Rather than being seen as narrowly defined set of practices, Restorative Justice could be viewed as a broad set of principles that could be applied in a number of different processes. Although two of these practices have become well known is South Africa, this should not preclude the use of other lesser-known practices. Restorative Justice processes should be selected so as to suit the participants in the process, the nature of the case, as well as the location (rural or urban), as well as the belief system of the key participants. Another factor may be the availability and type of restorative process that is available in a particular place at any point in time. Restorative Justice processes are usually run by people trained or schooled in a particular type of practice.
The Child Justice Bill should be inclusive in its approach so that a child may be referred to an appropriate Restorative Justice process. An appropriate restorative justice process would be one that is suitable due to the factors mentioned above. It should also meet the generally accepted principles of restorative justice.
In view of this, the Centre for the Study of Violence and Reconciliation respectfully submits that the wording of S47(4)(g) and S65 be changed so as to refer to ‘family group conferencing, victim offender conferencing, or other restorative justice processes’.

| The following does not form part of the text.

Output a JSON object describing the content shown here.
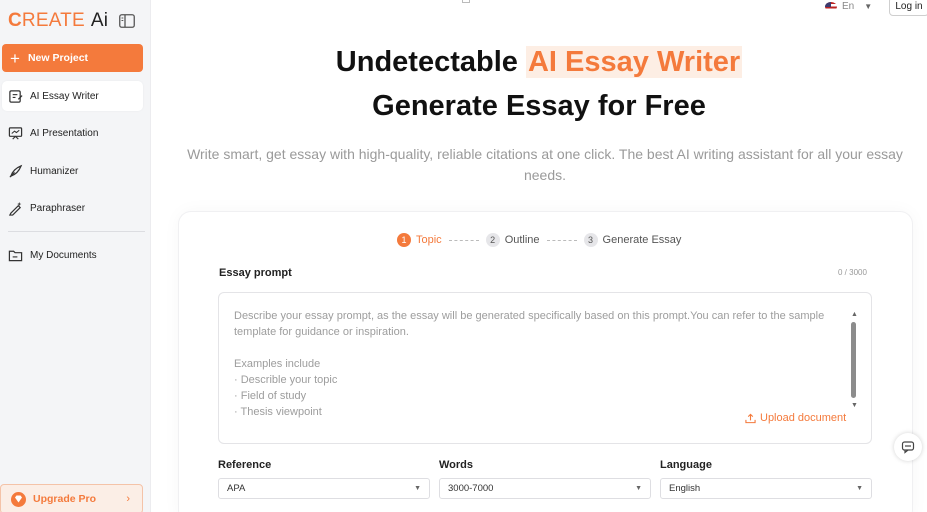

Criminal Justice Programme
Dissel, A (2000) Restoring the Harmony: A report on a Victim Offender Conferencing Pilot Project, Restorative Justice Initiative and Centre for the Study of Violence and Reconciliation, Johannesburg.
Skelton, A (2002) ‘Restorative Justice as a framework for Juvenile Justice Reform: A South African Perspective”, British Journal of Criminology 42, 496 –513
Umbreit, M (2000) Restorative Justice Conferencing: Guidelines for Victim Sensitive Practice, Centre for Restorative Justice and peacemaking, University of Minnesota, Minnesota.
Van Rooyen, G. H. (1999( ‘Blessed are the Peace Makers: Victim-offender mediation in the criminal justice system – a practical example’. South African Criminal Justice Journal (1999) 12, at 62.